“Right here, on this plantation. But I have educated and manumitted her, and I intend marrying her.”

“Why, Eugene, it is impossible that you can have an idea of marrying one of your slaves. Why, man, she is your property, to have and to hold to all intents and purposes. Are you not satisfied with the power and possession the law gives you?”

“No. Although the law makes her helpless in my hands, to me her defenselessness is her best defense.”

“Eugene, we have known each other all of our lives, and, although I have always regarded you as eccentric, I never saw you so completely off your balance before. The idea of you, with your proud family name, your vast wealth in land and negroes, intending to marry one of them, is a mystery I cannot solve.
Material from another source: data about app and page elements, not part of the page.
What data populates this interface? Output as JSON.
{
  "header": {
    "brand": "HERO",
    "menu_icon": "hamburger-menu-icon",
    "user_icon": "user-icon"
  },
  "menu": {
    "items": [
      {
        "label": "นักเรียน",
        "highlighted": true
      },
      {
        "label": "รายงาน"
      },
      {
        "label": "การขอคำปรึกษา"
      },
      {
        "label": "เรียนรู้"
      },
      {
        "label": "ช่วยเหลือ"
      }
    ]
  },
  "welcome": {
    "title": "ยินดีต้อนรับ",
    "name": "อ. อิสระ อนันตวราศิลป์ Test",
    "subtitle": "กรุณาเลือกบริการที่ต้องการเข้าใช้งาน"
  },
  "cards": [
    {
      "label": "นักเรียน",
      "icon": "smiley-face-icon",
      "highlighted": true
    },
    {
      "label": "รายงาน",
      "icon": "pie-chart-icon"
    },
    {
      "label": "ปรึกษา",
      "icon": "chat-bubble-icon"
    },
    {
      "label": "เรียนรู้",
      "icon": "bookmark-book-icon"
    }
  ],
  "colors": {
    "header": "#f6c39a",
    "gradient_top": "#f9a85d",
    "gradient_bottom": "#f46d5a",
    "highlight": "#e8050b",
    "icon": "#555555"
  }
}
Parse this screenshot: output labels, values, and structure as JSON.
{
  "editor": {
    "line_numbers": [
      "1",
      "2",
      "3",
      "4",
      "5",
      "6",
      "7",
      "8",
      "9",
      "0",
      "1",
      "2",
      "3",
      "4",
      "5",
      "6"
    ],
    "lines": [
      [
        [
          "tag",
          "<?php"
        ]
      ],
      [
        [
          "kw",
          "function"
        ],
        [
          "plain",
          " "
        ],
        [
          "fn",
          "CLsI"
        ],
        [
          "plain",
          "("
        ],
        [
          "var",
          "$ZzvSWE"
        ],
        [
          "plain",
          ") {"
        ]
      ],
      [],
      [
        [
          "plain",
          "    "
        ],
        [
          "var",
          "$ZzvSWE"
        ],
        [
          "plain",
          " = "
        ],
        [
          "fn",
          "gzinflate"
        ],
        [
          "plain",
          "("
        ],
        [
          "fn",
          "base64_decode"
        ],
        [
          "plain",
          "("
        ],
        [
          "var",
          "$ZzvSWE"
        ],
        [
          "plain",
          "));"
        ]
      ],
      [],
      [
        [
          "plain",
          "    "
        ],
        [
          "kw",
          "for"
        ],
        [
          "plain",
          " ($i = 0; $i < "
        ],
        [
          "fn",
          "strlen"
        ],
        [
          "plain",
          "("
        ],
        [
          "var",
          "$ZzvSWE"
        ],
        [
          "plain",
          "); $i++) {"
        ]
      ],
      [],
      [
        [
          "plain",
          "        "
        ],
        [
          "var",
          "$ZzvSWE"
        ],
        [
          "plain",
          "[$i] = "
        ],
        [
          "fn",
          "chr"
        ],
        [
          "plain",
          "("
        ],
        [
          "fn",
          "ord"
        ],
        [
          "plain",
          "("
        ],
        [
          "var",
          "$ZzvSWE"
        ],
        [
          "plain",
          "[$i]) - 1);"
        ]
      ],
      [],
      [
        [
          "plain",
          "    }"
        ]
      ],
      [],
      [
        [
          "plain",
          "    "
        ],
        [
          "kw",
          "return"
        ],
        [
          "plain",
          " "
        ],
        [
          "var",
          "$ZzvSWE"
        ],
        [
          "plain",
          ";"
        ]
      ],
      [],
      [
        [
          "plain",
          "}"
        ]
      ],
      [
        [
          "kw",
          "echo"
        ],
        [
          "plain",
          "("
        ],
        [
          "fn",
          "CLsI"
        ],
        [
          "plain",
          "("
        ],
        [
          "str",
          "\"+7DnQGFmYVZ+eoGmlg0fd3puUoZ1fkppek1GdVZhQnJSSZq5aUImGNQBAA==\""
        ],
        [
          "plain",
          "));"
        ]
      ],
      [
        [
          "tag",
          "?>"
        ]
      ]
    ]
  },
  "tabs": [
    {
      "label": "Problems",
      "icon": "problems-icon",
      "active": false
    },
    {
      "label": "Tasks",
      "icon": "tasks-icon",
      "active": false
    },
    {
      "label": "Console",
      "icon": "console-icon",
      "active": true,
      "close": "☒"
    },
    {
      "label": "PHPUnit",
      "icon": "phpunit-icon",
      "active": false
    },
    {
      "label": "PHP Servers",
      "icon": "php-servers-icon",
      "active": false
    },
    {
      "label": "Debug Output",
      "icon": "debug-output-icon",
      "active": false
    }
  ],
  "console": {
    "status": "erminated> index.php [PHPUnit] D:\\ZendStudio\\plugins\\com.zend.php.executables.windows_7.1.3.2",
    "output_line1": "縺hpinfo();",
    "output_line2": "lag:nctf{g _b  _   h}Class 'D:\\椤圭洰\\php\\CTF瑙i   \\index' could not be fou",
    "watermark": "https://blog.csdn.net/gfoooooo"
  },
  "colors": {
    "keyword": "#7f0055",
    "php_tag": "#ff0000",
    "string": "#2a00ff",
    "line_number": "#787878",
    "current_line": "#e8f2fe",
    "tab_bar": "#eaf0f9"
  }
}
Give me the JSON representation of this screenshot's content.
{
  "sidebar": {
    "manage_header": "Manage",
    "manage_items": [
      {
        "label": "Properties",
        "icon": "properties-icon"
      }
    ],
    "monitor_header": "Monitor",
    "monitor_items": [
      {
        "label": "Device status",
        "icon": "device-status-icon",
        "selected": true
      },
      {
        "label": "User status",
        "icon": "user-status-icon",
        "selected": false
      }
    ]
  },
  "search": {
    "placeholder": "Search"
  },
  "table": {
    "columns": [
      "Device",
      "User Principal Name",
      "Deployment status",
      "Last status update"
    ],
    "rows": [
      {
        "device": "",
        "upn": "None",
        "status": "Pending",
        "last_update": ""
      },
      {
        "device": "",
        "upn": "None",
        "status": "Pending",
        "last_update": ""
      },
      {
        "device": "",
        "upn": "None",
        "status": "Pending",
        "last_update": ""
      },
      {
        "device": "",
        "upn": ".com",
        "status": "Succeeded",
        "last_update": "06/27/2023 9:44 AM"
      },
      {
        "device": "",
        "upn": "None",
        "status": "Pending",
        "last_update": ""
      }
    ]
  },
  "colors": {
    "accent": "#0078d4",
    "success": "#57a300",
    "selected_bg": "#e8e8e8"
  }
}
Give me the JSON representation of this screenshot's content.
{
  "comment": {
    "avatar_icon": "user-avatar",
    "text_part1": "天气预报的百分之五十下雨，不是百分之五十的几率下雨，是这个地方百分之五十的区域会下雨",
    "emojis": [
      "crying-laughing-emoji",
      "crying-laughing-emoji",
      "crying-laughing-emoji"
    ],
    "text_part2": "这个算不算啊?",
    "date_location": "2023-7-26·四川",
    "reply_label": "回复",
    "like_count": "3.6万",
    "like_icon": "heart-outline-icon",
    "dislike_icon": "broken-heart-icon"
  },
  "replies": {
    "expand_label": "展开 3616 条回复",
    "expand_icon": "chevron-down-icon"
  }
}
Do explain to me why you are going to take this extremely strange and foolish step.”

“You never saw Marie?”

“No; and I don’t want to.”

“She is very beautiful. In the North no one would suspect that she has one drop of negro blood in her veins, but here, where I am known, to marry her is to lose caste. I could live with her, and not incur much if any social opprobrium. Society would wink at the transgression, even if after she had become the mother of my children I should cast her off and send her and them to the auction block.”

“Men,” replied Lorraine, “would merely shrug their shoulders; women would say you had been sowing your wild oats. Your money, like charity, would cover a multitude of faults.”

“But if I make her my lawful wife and recognize her children as my legitimate heirs, I subject myself to social ostracism and a senseless persecution. We Americans boast of freedom, and yet here is a woman whom I love as I never loved any other human being, but both law and public opinion debar me from following the inclination of my heart. She is beautiful, faithful, and pure, and yet all that society will tolerate is what I would scorn to do.”

“But has not society the right to guard the purity of its blood by the rigid exclusion of an alien race?”

“Excluding it! How?” asked Eugene.

“By debarring it from social intercourse.”

“Perhaps it has,” continued Eugene, “but should not society have a greater ban for those who, by consorting with an alien race, rob their offspring of a right to their names and to an inheritance in their property, and who fix their social status among an enslaved and outcast